tomatkins wrote: edt wrote:
tomatkins wrote:Thanks...looks like $33. plus $15 shipping for a pair... $48....YIKES! .
what is wrong with the antal 7mm aluminum sliders, they can be bought at any sailing store, $12 for per slider
Answer: Salt water
That is why they went to stainless steel for the bar hole inserts. The salt water corrodes the aluminum with a type one or type two pitting corrosion (maybe both types) and in time this causes a rough surface... which is the last thing you want for any kind of line or rope to slide against.
Did the aluminum stay shiney and smooth, when only used in fresh water?

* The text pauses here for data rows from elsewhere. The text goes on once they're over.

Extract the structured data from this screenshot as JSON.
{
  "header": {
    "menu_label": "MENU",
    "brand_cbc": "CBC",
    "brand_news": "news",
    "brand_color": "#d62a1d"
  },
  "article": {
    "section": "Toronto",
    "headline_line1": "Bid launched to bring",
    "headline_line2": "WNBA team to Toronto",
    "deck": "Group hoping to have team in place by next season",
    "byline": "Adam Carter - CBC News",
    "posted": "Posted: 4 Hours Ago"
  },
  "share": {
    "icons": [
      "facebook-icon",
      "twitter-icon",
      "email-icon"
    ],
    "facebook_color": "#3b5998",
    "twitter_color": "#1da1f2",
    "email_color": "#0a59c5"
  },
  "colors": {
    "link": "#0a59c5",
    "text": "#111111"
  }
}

If so, then, maybe aluminum sliders would be OK for fresh water use only.
Dude, if you're so knowledgeable, why don't you dig out what kind of material is used to coat the Titanium rings on high-end fishing poles and enlighten us?

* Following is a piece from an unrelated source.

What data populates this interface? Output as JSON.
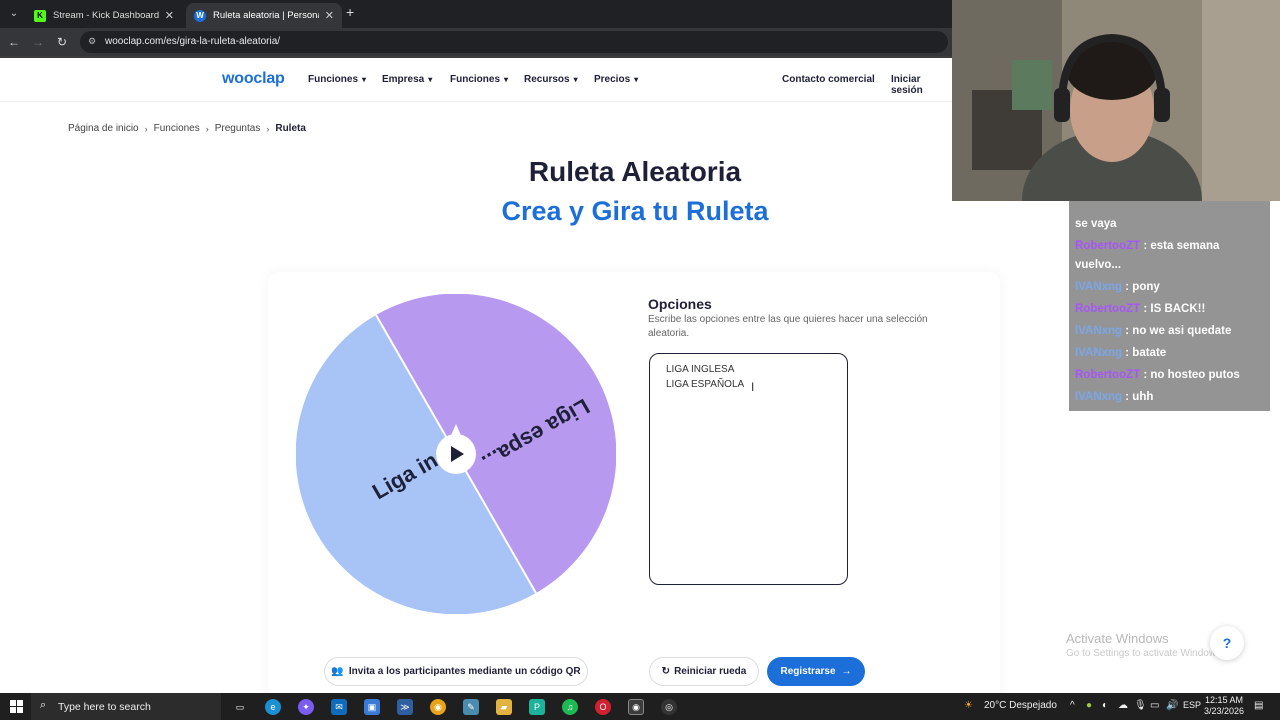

That being said, these Antal/Gin rings:
will most likely outlast the tear-trop-type sliders:
for the simple reason that being a ring, you can rotate it every so often - thus, evening out the wear. Doesn't matter what the slider is made of, it will wear out with time as sand gets trapped in the bridle and acts as sand-paper. So in long-term a stainless still tear-trop-type slider will get groovy and destroy the bridle way faster than an aluminum Antal ring.

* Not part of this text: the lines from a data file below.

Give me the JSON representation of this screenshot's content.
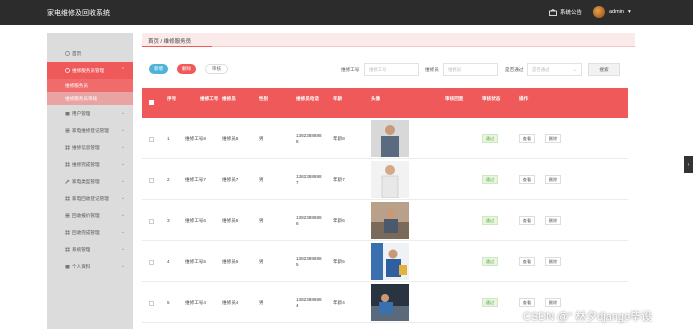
{
  "app": {
    "title": "家电维修及回收系统",
    "notice_label": "系统公告",
    "user_label": "admin",
    "user_caret": "▾"
  },
  "breadcrumb": "首页 / 维修服务员",
  "sidebar": {
    "items": [
      {
        "label": "首页",
        "icon": "circle-icon",
        "active": false,
        "chevron": false
      },
      {
        "label": "维修服务员管理",
        "icon": "circle-icon",
        "active": true,
        "chevron": true,
        "children": [
          "维修服务员",
          "维修服务员审核"
        ]
      },
      {
        "label": "用户管理",
        "icon": "folder-icon",
        "active": false,
        "chevron": true
      },
      {
        "label": "家电维修登记管理",
        "icon": "list-icon",
        "active": false,
        "chevron": true
      },
      {
        "label": "维修信息管理",
        "icon": "grid-icon",
        "active": false,
        "chevron": true
      },
      {
        "label": "维修完成管理",
        "icon": "grid-icon",
        "active": false,
        "chevron": true
      },
      {
        "label": "家电类型管理",
        "icon": "tool-icon",
        "active": false,
        "chevron": true
      },
      {
        "label": "家电回收登记管理",
        "icon": "grid-icon",
        "active": false,
        "chevron": true
      },
      {
        "label": "回收报价管理",
        "icon": "list-icon",
        "active": false,
        "chevron": true
      },
      {
        "label": "回收完成管理",
        "icon": "grid-icon",
        "active": false,
        "chevron": true
      },
      {
        "label": "系统管理",
        "icon": "grid-icon",
        "active": false,
        "chevron": true
      },
      {
        "label": "个人资料",
        "icon": "folder-icon",
        "active": false,
        "chevron": true
      }
    ]
  },
  "toolbar": {
    "add_label": "新增",
    "delete_label": "删除",
    "audit_label": "审核"
  },
  "filters": {
    "worker_no_label": "维修工号",
    "worker_no_placeholder": "维修工号",
    "name_label": "维修员",
    "name_placeholder": "维修员",
    "approved_label": "是否通过",
    "approved_placeholder": "是否通过",
    "search_label": "搜索"
  },
  "table": {
    "headers": [
      "序号",
      "维修工号",
      "维修员",
      "性别",
      "维修员电话",
      "年龄",
      "头像",
      "审核回复",
      "审核状态",
      "操作"
    ],
    "rows": [
      {
        "index": "1",
        "worker_no": "维修工号8",
        "name": "维修员8",
        "gender": "男",
        "phone": "13823888888",
        "age": "年龄8",
        "reply": "",
        "status": "通过"
      },
      {
        "index": "2",
        "worker_no": "维修工号7",
        "name": "维修员7",
        "gender": "男",
        "phone": "13823888887",
        "age": "年龄7",
        "reply": "",
        "status": "通过"
      },
      {
        "index": "3",
        "worker_no": "维修工号6",
        "name": "维修员6",
        "gender": "男",
        "phone": "13823888886",
        "age": "年龄6",
        "reply": "",
        "status": "通过"
      },
      {
        "index": "4",
        "worker_no": "维修工号5",
        "name": "维修员5",
        "gender": "男",
        "phone": "13823888885",
        "age": "年龄5",
        "reply": "",
        "status": "通过"
      },
      {
        "index": "5",
        "worker_no": "维修工号4",
        "name": "维修员4",
        "gender": "男",
        "phone": "13823888884",
        "age": "年龄4",
        "reply": "",
        "status": "通过"
      }
    ],
    "view_label": "查看",
    "delete_label": "删除"
  },
  "watermark": "CSDN @“ 林夕django毕设",
  "colors": {
    "accent": "#f0595a",
    "topbar": "#2c2c2c",
    "info": "#4fb3d9",
    "success": "#5aa53a"
  }
}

In terms of safety however, a tear-trop-type slider is a safer solution due to it's shape and smaller footprint. Theoretically, with these you have a lot less chances for things to get wrapped around and stuck than with larger/rounder Antal rings.
And like somebody has suggested, pulley/ring/slider-less kites with bridles do exist, so instead of worrying you might just take some time to check these kites out. Kite's evolution is a perfect example of the theory that everything works in a circle. The whole bow-revolution after 6 years came back down to C-kites with bridles - go figure why.